• Work to be completed:
Read the entries below and pull out each line with the string "body".

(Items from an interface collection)
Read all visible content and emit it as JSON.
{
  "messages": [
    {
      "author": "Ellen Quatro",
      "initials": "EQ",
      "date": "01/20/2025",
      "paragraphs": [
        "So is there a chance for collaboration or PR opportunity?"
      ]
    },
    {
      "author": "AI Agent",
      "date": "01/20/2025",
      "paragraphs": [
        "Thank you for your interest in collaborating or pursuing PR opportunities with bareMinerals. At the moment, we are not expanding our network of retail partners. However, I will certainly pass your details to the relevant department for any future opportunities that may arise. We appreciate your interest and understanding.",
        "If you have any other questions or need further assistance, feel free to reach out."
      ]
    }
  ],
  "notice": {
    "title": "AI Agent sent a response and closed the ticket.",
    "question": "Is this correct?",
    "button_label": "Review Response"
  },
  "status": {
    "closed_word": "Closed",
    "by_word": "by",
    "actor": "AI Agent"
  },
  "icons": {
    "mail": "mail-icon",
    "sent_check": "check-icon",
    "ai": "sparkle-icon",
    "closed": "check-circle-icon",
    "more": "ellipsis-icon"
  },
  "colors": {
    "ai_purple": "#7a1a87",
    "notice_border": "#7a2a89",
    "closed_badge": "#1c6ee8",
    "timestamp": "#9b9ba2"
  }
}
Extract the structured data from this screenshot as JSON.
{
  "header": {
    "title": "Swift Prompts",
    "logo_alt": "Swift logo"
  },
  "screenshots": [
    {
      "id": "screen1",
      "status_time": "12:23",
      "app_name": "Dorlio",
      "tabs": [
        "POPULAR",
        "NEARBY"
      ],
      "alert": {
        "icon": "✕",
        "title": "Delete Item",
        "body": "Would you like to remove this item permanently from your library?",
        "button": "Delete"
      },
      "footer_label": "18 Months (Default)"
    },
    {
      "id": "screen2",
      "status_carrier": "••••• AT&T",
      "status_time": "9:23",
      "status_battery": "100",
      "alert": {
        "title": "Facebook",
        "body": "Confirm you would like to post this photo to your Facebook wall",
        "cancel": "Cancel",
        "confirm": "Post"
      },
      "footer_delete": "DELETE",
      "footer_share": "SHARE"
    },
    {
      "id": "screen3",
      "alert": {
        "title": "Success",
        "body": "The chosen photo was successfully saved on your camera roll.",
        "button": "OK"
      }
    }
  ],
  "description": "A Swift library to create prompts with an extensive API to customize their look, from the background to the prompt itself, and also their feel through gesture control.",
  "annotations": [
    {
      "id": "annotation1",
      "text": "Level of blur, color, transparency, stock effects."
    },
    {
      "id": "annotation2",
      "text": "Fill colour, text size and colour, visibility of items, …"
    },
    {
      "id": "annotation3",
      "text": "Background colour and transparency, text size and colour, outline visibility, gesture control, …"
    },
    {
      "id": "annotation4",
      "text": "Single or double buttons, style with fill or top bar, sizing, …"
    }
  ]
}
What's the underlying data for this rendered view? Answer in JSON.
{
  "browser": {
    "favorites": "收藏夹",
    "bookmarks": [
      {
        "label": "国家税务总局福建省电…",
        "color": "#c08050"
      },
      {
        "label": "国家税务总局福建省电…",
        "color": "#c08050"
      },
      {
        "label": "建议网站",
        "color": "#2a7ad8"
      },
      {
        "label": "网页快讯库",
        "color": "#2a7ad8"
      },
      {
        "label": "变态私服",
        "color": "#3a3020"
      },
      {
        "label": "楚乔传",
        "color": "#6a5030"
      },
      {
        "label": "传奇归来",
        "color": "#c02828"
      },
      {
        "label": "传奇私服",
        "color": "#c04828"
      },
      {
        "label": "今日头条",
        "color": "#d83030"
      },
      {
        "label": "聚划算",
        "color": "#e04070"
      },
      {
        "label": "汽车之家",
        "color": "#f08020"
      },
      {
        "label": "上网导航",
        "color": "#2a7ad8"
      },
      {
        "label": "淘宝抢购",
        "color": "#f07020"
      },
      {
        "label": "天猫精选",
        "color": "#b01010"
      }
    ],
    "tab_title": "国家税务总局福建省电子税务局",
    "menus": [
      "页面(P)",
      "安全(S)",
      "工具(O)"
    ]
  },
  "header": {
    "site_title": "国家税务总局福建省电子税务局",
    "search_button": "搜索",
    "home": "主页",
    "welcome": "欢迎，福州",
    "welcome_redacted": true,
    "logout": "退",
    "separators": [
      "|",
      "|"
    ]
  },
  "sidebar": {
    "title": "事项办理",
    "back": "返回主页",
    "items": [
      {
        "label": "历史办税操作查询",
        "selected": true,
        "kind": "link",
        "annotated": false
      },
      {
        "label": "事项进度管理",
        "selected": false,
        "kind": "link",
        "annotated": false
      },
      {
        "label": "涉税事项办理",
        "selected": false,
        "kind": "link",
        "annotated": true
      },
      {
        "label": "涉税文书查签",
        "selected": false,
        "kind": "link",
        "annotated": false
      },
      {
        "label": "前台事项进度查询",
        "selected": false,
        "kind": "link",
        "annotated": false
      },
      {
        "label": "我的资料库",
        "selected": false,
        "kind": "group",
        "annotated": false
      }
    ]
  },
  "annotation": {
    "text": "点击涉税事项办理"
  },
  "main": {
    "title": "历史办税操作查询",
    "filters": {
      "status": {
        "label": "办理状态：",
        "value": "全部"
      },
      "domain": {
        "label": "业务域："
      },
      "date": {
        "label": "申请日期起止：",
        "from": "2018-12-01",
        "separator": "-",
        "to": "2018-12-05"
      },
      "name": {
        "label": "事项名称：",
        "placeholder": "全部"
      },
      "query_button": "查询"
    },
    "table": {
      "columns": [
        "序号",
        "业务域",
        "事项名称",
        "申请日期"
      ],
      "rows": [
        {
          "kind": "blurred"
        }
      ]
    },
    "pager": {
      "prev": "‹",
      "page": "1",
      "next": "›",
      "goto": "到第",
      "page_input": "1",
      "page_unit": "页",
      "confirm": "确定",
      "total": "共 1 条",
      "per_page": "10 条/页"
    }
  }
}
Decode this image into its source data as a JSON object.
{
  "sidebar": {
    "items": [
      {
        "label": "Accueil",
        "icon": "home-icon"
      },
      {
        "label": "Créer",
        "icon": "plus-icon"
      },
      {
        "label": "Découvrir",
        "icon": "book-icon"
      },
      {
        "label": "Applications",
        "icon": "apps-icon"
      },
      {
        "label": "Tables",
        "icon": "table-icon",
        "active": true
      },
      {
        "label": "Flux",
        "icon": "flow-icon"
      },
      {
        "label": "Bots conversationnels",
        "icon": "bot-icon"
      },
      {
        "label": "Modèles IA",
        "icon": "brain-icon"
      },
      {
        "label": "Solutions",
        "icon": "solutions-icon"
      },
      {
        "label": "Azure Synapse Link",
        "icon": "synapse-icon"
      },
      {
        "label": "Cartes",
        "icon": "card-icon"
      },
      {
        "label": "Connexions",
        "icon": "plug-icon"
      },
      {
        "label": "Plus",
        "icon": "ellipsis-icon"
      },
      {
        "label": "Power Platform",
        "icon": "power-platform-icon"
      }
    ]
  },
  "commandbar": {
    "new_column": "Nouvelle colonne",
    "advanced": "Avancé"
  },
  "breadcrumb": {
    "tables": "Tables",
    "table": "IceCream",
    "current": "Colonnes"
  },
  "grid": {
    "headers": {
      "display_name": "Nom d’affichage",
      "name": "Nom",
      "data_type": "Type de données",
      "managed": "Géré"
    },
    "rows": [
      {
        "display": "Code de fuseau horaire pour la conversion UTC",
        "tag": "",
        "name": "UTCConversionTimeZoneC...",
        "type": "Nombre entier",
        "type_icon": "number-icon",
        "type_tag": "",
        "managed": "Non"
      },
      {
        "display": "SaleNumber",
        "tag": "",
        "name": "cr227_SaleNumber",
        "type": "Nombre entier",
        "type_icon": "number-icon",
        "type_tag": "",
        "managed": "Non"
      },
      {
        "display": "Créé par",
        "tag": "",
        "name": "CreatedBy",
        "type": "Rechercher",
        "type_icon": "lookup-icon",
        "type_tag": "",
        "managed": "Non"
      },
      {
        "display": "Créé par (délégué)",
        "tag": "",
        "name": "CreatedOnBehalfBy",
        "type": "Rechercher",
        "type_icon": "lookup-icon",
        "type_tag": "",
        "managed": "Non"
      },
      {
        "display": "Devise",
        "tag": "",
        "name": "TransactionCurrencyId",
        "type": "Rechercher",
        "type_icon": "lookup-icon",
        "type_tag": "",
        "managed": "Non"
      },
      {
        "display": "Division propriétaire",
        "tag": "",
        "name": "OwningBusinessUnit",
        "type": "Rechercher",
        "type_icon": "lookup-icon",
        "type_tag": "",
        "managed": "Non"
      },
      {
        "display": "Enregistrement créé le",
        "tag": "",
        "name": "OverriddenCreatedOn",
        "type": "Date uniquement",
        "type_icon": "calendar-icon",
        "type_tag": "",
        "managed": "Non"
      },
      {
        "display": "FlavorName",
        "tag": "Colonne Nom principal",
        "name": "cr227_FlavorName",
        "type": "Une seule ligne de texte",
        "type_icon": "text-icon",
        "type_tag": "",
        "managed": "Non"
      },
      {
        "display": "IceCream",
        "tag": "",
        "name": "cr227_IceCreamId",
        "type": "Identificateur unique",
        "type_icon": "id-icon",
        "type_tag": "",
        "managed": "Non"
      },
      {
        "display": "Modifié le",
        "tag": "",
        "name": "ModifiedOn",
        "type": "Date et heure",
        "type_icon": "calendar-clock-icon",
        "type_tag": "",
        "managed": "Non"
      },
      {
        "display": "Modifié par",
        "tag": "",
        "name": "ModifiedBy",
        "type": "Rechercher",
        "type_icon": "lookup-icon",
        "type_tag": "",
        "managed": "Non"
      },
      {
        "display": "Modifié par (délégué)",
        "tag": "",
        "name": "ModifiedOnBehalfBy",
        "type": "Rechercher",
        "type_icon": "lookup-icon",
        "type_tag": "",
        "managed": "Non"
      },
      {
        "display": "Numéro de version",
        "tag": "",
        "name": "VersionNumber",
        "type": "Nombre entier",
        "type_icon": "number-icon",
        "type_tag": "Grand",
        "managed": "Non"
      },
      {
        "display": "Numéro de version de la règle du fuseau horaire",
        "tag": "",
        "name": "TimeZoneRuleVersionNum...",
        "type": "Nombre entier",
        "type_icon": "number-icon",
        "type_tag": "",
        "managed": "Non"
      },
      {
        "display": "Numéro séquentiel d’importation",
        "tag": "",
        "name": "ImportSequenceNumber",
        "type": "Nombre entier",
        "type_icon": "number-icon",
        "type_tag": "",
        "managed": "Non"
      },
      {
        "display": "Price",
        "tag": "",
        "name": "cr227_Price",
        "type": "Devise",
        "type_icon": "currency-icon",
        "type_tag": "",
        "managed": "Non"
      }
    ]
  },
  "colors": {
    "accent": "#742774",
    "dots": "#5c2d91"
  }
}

• Result below:
        "body": "Would you like to remove this item permanently from your library?",
        "body": "Confirm you would like to post this photo to your Facebook wall",
        "body": "The chosen photo was successfully saved on your camera roll.",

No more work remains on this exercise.